*Work item:* Your reply should consist of the entries, copied exactly and stripped of images.

*Dataset content:*
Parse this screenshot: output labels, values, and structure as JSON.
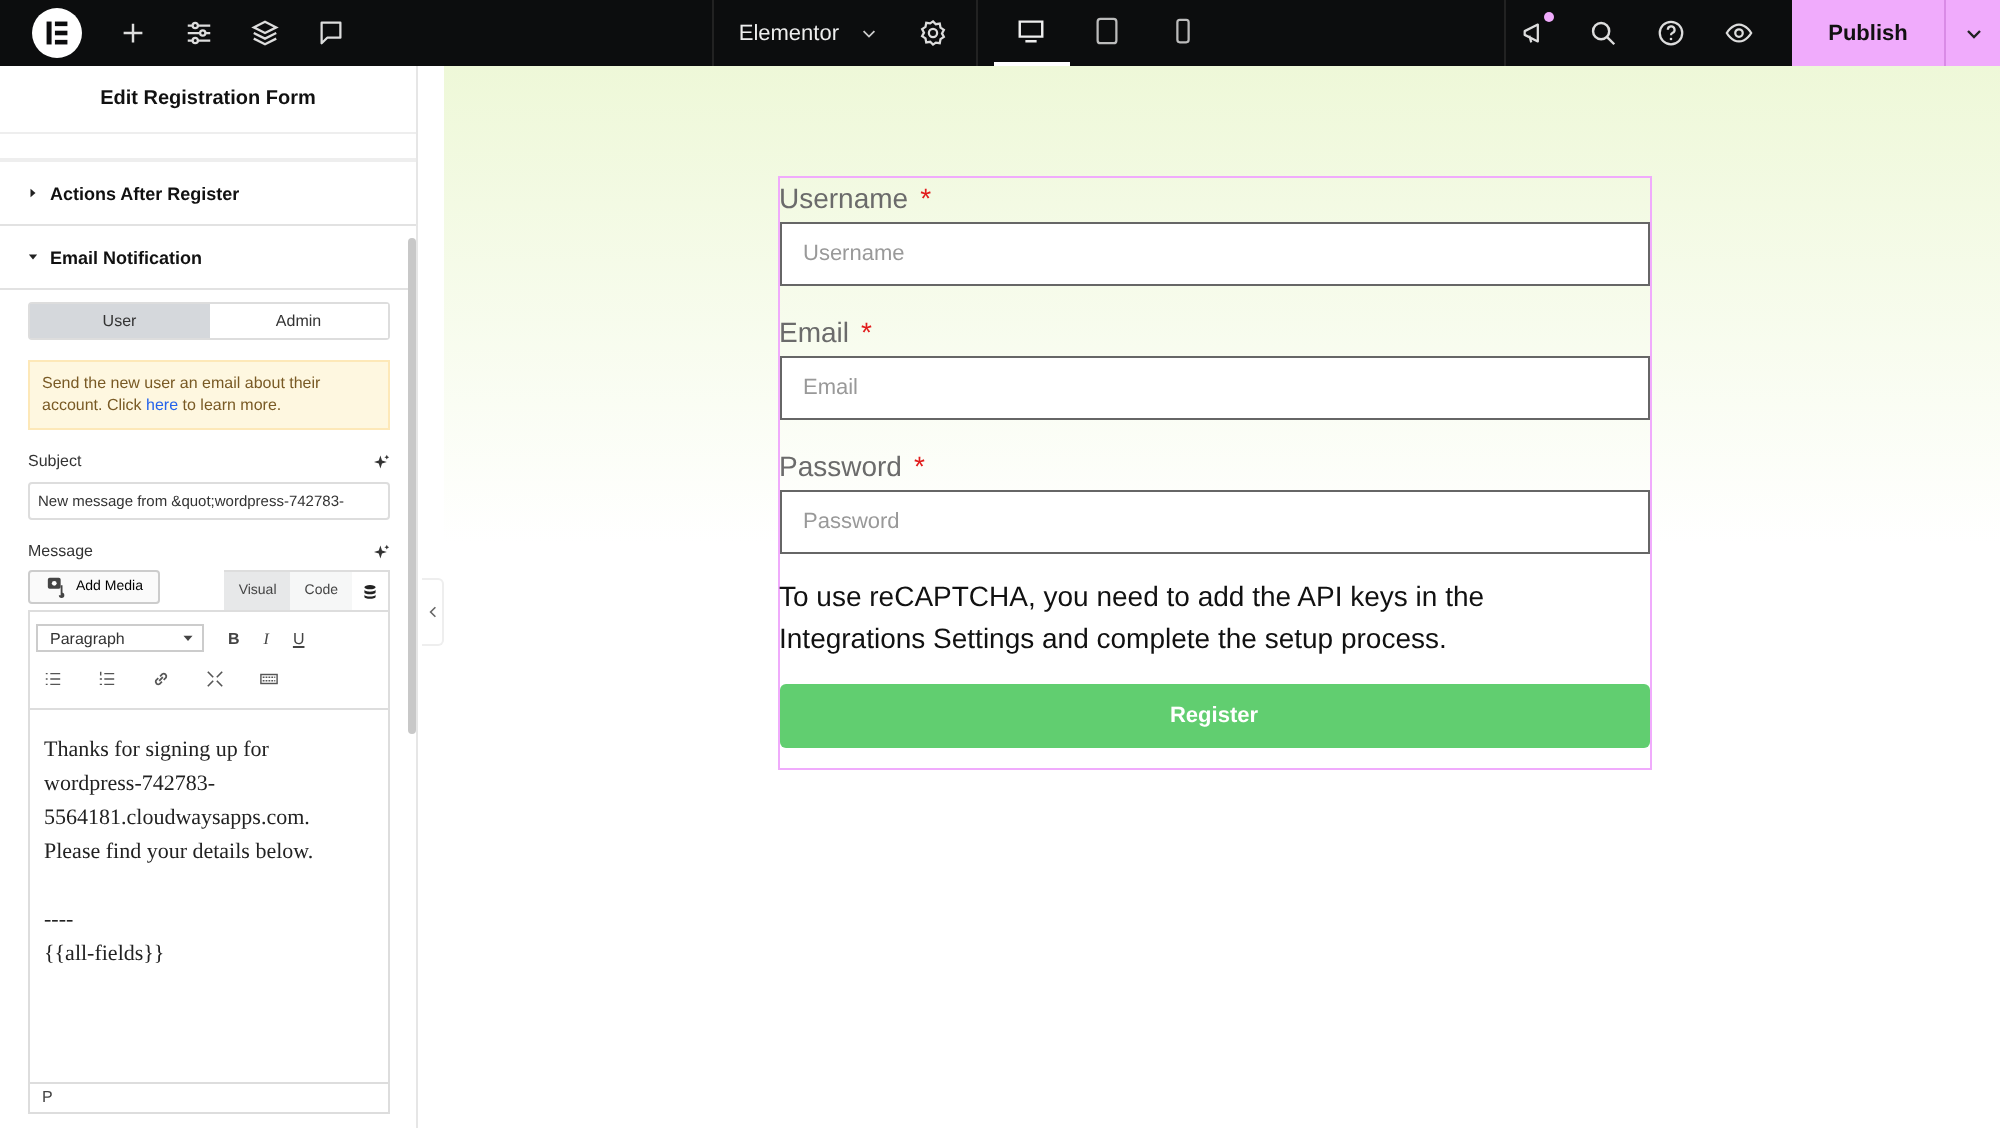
{
  "topbar": {
    "site_name": "Elementor",
    "devices": [
      {
        "kind": "desktop",
        "selected": true
      },
      {
        "kind": "tablet",
        "selected": false
      },
      {
        "kind": "mobile",
        "selected": false
      }
    ],
    "has_notification": true,
    "publish": "Publish"
  },
  "sidebar": {
    "title": "Edit Registration Form",
    "sections": [
      {
        "title": "Actions After Register",
        "expanded": false
      },
      {
        "title": "Email Notification",
        "expanded": true
      }
    ],
    "recipient_tabs": [
      {
        "label": "User",
        "selected": true
      },
      {
        "label": "Admin",
        "selected": false
      }
    ],
    "notice": {
      "before": "Send the new user an email about their account. Click",
      "link": "here",
      "after": "to learn more."
    },
    "subject": {
      "label": "Subject",
      "value": "New message from &quot;wordpress-742783-"
    },
    "message": {
      "label": "Message",
      "add_media": "Add Media",
      "editor_tabs": [
        {
          "label": "Visual",
          "selected": true
        },
        {
          "label": "Code",
          "selected": false
        }
      ],
      "format": "Paragraph",
      "format_buttons": [
        {
          "kind": "bold",
          "label": "B"
        },
        {
          "kind": "italic",
          "label": "I"
        },
        {
          "kind": "underline",
          "label": "U"
        }
      ],
      "paragraphs": [
        [
          "Thanks for signing up for",
          "wordpress-742783-",
          "5564181.cloudwaysapps.com.",
          "Please find your details below."
        ],
        [
          "----",
          "{{all-fields}}"
        ]
      ],
      "path": "P"
    }
  },
  "form": {
    "fields": [
      {
        "label": "Username",
        "placeholder": "Username",
        "required": true
      },
      {
        "label": "Email",
        "placeholder": "Email",
        "required": true
      },
      {
        "label": "Password",
        "placeholder": "Password",
        "required": true
      }
    ],
    "required_mark": "*",
    "recaptcha_note": "To use reCAPTCHA, you need to add the API keys in the Integrations Settings and complete the setup process.",
    "submit": "Register"
  }
}
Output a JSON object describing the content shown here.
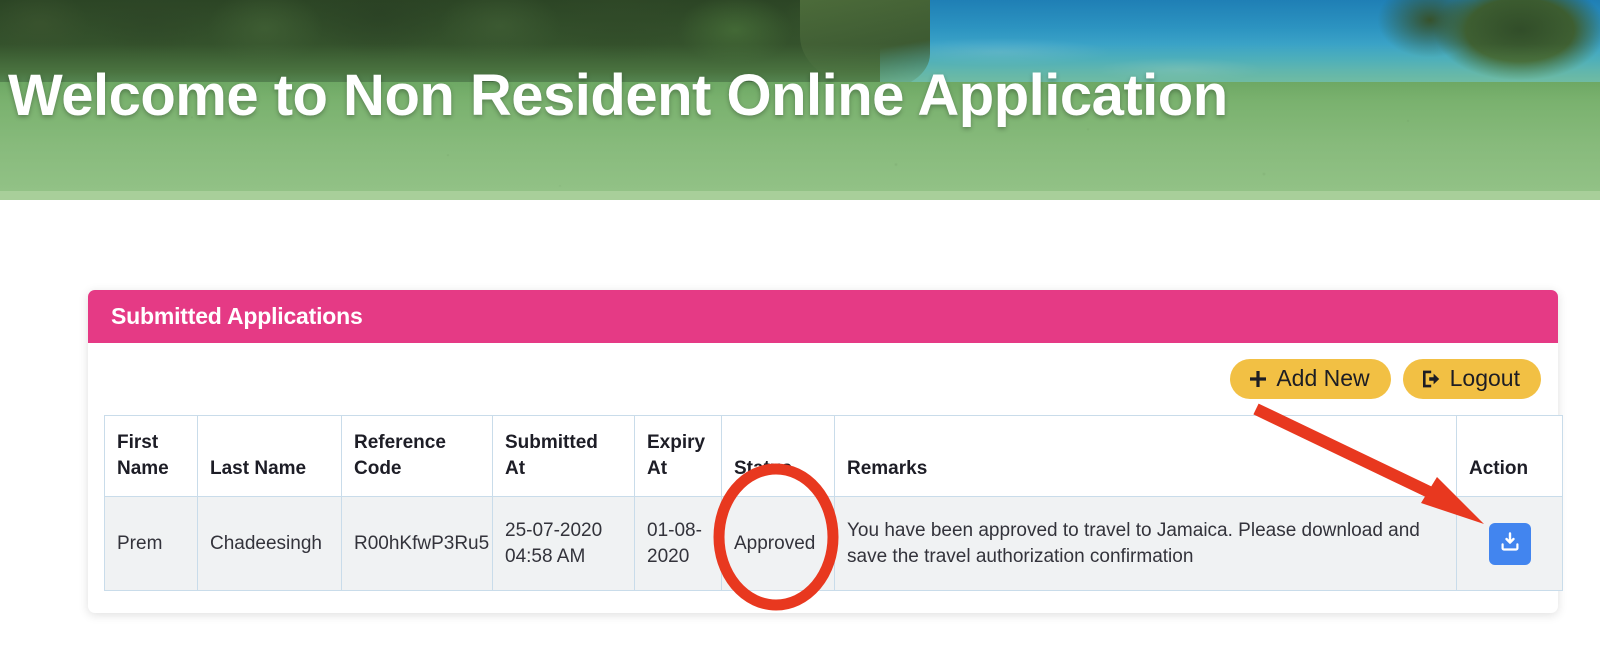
{
  "hero": {
    "title": "Welcome to Non Resident Online Application",
    "image_description": "tropical-cove-beach-photo"
  },
  "card": {
    "title": "Submitted Applications"
  },
  "toolbar": {
    "add_new_label": "Add New",
    "add_new_icon": "plus-icon",
    "logout_label": "Logout",
    "logout_icon": "sign-out-icon",
    "button_color": "#f2c044"
  },
  "table": {
    "columns": [
      "First Name",
      "Last Name",
      "Reference Code",
      "Submitted At",
      "Expiry At",
      "Status",
      "Remarks",
      "Action"
    ],
    "rows": [
      {
        "first_name": "Prem",
        "last_name": "Chadeesingh",
        "reference_code": "R00hKfwP3Ru5",
        "submitted_at": "25-07-2020 04:58 AM",
        "expiry_at": "01-08-2020",
        "status": "Approved",
        "remarks": "You have been approved to travel to Jamaica. Please download and save the travel authorization confirmation",
        "action_icon": "download-icon",
        "action_color": "#4285ef"
      }
    ]
  },
  "annotations": {
    "color": "#e8381f",
    "circle_target": "Status",
    "arrow_target": "Action download button"
  }
}
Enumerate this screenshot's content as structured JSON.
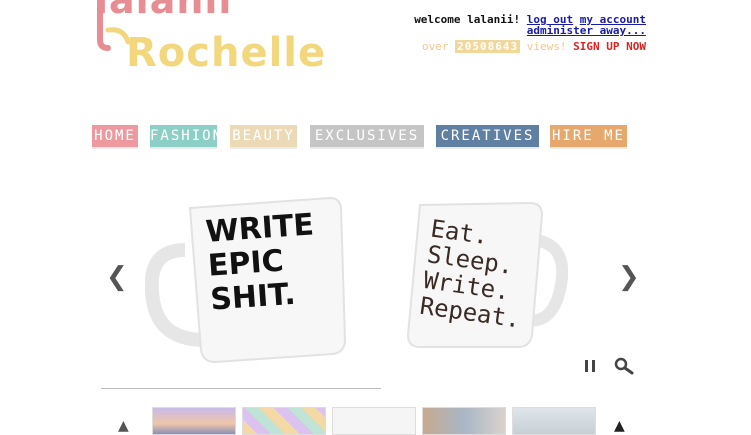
{
  "logo": {
    "line1": "lalanii",
    "line2": "Rochelle"
  },
  "account": {
    "welcome": "welcome lalanii!",
    "logout": "log out",
    "my_account": "my account",
    "administer": "administer away...",
    "views_prefix": "over",
    "views_count": "20508643",
    "views_suffix": "views!",
    "signup": "SIGN UP NOW"
  },
  "nav": [
    {
      "label": "HOME",
      "color": "#ec9aa0"
    },
    {
      "label": "FASHION",
      "color": "#8ccfc6"
    },
    {
      "label": "BEAUTY",
      "color": "#ecd9b6"
    },
    {
      "label": "EXCLUSIVES",
      "color": "#c5c5c5"
    },
    {
      "label": "CREATIVES",
      "color": "#5f7fa3"
    },
    {
      "label": "HIRE ME",
      "color": "#e6a86c"
    }
  ],
  "slider": {
    "mug1": [
      "WRITE",
      "EPIC",
      "SHIT."
    ],
    "mug2": [
      "Eat.",
      "Sleep.",
      "Write.",
      "Repeat."
    ],
    "prev_icon": "chevron-left-icon",
    "next_icon": "chevron-right-icon",
    "pause_icon": "pause-icon",
    "zoom_icon": "magnifier-icon"
  }
}
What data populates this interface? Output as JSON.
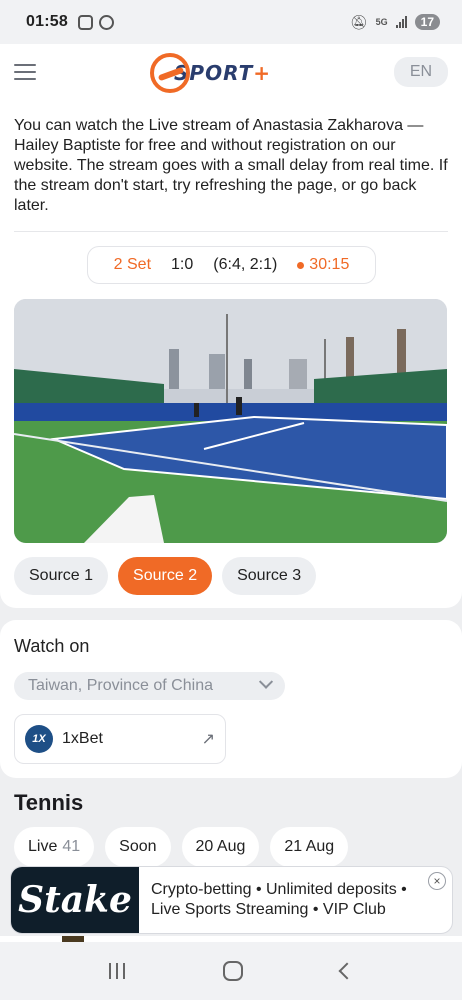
{
  "status_bar": {
    "time": "01:58",
    "network": "5G",
    "battery": "17"
  },
  "header": {
    "logo_text": "SPORT",
    "logo_plus": "+",
    "lang": "EN"
  },
  "match": {
    "description": "You can watch the Live stream of Anastasia Zakharova — Hailey Baptiste for free and without registration on our website. The stream goes with a small delay from real time. If the stream don't start, try refreshing the page, or go back later.",
    "set_label": "2 Set",
    "score": "1:0",
    "sets": "(6:4, 2:1)",
    "time": "30:15"
  },
  "sources": [
    {
      "label": "Source 1",
      "active": false
    },
    {
      "label": "Source 2",
      "active": true
    },
    {
      "label": "Source 3",
      "active": false
    }
  ],
  "watch_on": {
    "title": "Watch on",
    "region": "Taiwan, Province of China",
    "bookmaker_logo": "1X",
    "bookmaker_name": "1xBet"
  },
  "tennis": {
    "title": "Tennis",
    "chips": [
      {
        "label": "Live",
        "count": "41"
      },
      {
        "label": "Soon",
        "count": ""
      },
      {
        "label": "20 Aug",
        "count": ""
      },
      {
        "label": "21 Aug",
        "count": ""
      }
    ]
  },
  "ad": {
    "brand": "Stake",
    "text": "Crypto-betting • Unlimited deposits • Live Sports Streaming • VIP Club",
    "close_icon": "×"
  },
  "colors": {
    "accent": "#f06a26",
    "court": "#2d57a8",
    "grass": "#4e9a4a"
  },
  "icons": [
    "menu-icon",
    "chevron-down-icon",
    "external-link-icon",
    "close-icon",
    "mute-icon",
    "signal-icon"
  ]
}
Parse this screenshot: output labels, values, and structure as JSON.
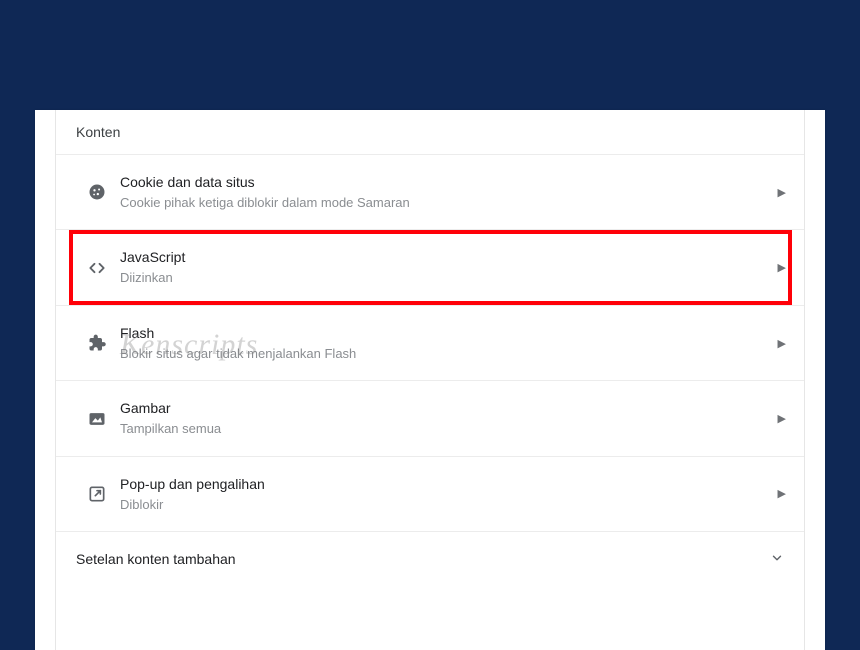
{
  "section": {
    "header": "Konten"
  },
  "items": [
    {
      "title": "Cookie dan data situs",
      "subtitle": "Cookie pihak ketiga diblokir dalam mode Samaran"
    },
    {
      "title": "JavaScript",
      "subtitle": "Diizinkan"
    },
    {
      "title": "Flash",
      "subtitle": "Blokir situs agar tidak menjalankan Flash"
    },
    {
      "title": "Gambar",
      "subtitle": "Tampilkan semua"
    },
    {
      "title": "Pop-up dan pengalihan",
      "subtitle": "Diblokir"
    }
  ],
  "more": {
    "label": "Setelan konten tambahan"
  },
  "watermark": "Kenscripts"
}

*Response:*
Parse this screenshot: output labels, values, and structure as JSON.
{
  "topbar": {
    "site_name": "Elementor",
    "devices": [
      {
        "kind": "desktop",
        "selected": true
      },
      {
        "kind": "tablet",
        "selected": false
      },
      {
        "kind": "mobile",
        "selected": false
      }
    ],
    "has_notification": true,
    "publish": "Publish"
  },
  "sidebar": {
    "title": "Edit Registration Form",
    "sections": [
      {
        "title": "Actions After Register",
        "expanded": false
      },
      {
        "title": "Email Notification",
        "expanded": true
      }
    ],
    "recipient_tabs": [
      {
        "label": "User",
        "selected": true
      },
      {
        "label": "Admin",
        "selected": false
      }
    ],
    "notice": {
      "before": "Send the new user an email about their account. Click",
      "link": "here",
      "after": "to learn more."
    },
    "subject": {
      "label": "Subject",
      "value": "New message from &quot;wordpress-742783-"
    },
    "message": {
      "label": "Message",
      "add_media": "Add Media",
      "editor_tabs": [
        {
          "label": "Visual",
          "selected": true
        },
        {
          "label": "Code",
          "selected": false
        }
      ],
      "format": "Paragraph",
      "format_buttons": [
        {
          "kind": "bold",
          "label": "B"
        },
        {
          "kind": "italic",
          "label": "I"
        },
        {
          "kind": "underline",
          "label": "U"
        }
      ],
      "paragraphs": [
        [
          "Thanks for signing up for",
          "wordpress-742783-",
          "5564181.cloudwaysapps.com.",
          "Please find your details below."
        ],
        [
          "----",
          "{{all-fields}}"
        ]
      ],
      "path": "P"
    }
  },
  "form": {
    "fields": [
      {
        "label": "Username",
        "placeholder": "Username",
        "required": true
      },
      {
        "label": "Email",
        "placeholder": "Email",
        "required": true
      },
      {
        "label": "Password",
        "placeholder": "Password",
        "required": true
      }
    ],
    "required_mark": "*",
    "recaptcha_note": "To use reCAPTCHA, you need to add the API keys in the Integrations Settings and complete the setup process.",
    "submit": "Register"
  }
}
Output a JSON object describing the content shown here.
{
  "hero": {
    "title": "Welcome to Non Resident Online Application",
    "image_description": "tropical-cove-beach-photo"
  },
  "card": {
    "title": "Submitted Applications"
  },
  "toolbar": {
    "add_new_label": "Add New",
    "add_new_icon": "plus-icon",
    "logout_label": "Logout",
    "logout_icon": "sign-out-icon",
    "button_color": "#f2c044"
  },
  "table": {
    "columns": [
      "First Name",
      "Last Name",
      "Reference Code",
      "Submitted At",
      "Expiry At",
      "Status",
      "Remarks",
      "Action"
    ],
    "rows": [
      {
        "first_name": "Prem",
        "last_name": "Chadeesingh",
        "reference_code": "R00hKfwP3Ru5",
        "submitted_at": "25-07-2020 04:58 AM",
        "expiry_at": "01-08-2020",
        "status": "Approved",
        "remarks": "You have been approved to travel to Jamaica. Please download and save the travel authorization confirmation",
        "action_icon": "download-icon",
        "action_color": "#4285ef"
      }
    ]
  },
  "annotations": {
    "color": "#e8381f",
    "circle_target": "Status",
    "arrow_target": "Action download button"
  }
}
Enumerate this screenshot's content as structured JSON.
{
  "logo": {
    "line1": "lalanii",
    "line2": "Rochelle"
  },
  "account": {
    "welcome": "welcome lalanii!",
    "logout": "log out",
    "my_account": "my account",
    "administer": "administer away...",
    "views_prefix": "over",
    "views_count": "20508643",
    "views_suffix": "views!",
    "signup": "SIGN UP NOW"
  },
  "nav": [
    {
      "label": "HOME",
      "color": "#ec9aa0"
    },
    {
      "label": "FASHION",
      "color": "#8ccfc6"
    },
    {
      "label": "BEAUTY",
      "color": "#ecd9b6"
    },
    {
      "label": "EXCLUSIVES",
      "color": "#c5c5c5"
    },
    {
      "label": "CREATIVES",
      "color": "#5f7fa3"
    },
    {
      "label": "HIRE ME",
      "color": "#e6a86c"
    }
  ],
  "slider": {
    "mug1": [
      "WRITE",
      "EPIC",
      "SHIT."
    ],
    "mug2": [
      "Eat.",
      "Sleep.",
      "Write.",
      "Repeat."
    ],
    "prev_icon": "chevron-left-icon",
    "next_icon": "chevron-right-icon",
    "pause_icon": "pause-icon",
    "zoom_icon": "magnifier-icon"
  }
}
What data populates this interface? Output as JSON.
{
  "status_bar": {
    "time": "01:58",
    "network": "5G",
    "battery": "17"
  },
  "header": {
    "logo_text": "SPORT",
    "logo_plus": "+",
    "lang": "EN"
  },
  "match": {
    "description": "You can watch the Live stream of Anastasia Zakharova — Hailey Baptiste for free and without registration on our website. The stream goes with a small delay from real time. If the stream don't start, try refreshing the page, or go back later.",
    "set_label": "2 Set",
    "score": "1:0",
    "sets": "(6:4, 2:1)",
    "time": "30:15"
  },
  "sources": [
    {
      "label": "Source 1",
      "active": false
    },
    {
      "label": "Source 2",
      "active": true
    },
    {
      "label": "Source 3",
      "active": false
    }
  ],
  "watch_on": {
    "title": "Watch on",
    "region": "Taiwan, Province of China",
    "bookmaker_logo": "1X",
    "bookmaker_name": "1xBet"
  },
  "tennis": {
    "title": "Tennis",
    "chips": [
      {
        "label": "Live",
        "count": "41"
      },
      {
        "label": "Soon",
        "count": ""
      },
      {
        "label": "20 Aug",
        "count": ""
      },
      {
        "label": "21 Aug",
        "count": ""
      }
    ]
  },
  "ad": {
    "brand": "Stake",
    "text": "Crypto-betting • Unlimited deposits • Live Sports Streaming • VIP Club",
    "close_icon": "×"
  },
  "colors": {
    "accent": "#f06a26",
    "court": "#2d57a8",
    "grass": "#4e9a4a"
  },
  "icons": [
    "menu-icon",
    "chevron-down-icon",
    "external-link-icon",
    "close-icon",
    "mute-icon",
    "signal-icon"
  ]
}
Parse this screenshot: output labels, values, and structure as JSON.
{
  "section": {
    "header": "Konten"
  },
  "items": [
    {
      "title": "Cookie dan data situs",
      "subtitle": "Cookie pihak ketiga diblokir dalam mode Samaran"
    },
    {
      "title": "JavaScript",
      "subtitle": "Diizinkan"
    },
    {
      "title": "Flash",
      "subtitle": "Blokir situs agar tidak menjalankan Flash"
    },
    {
      "title": "Gambar",
      "subtitle": "Tampilkan semua"
    },
    {
      "title": "Pop-up dan pengalihan",
      "subtitle": "Diblokir"
    }
  ],
  "more": {
    "label": "Setelan konten tambahan"
  },
  "watermark": "Kenscripts"
}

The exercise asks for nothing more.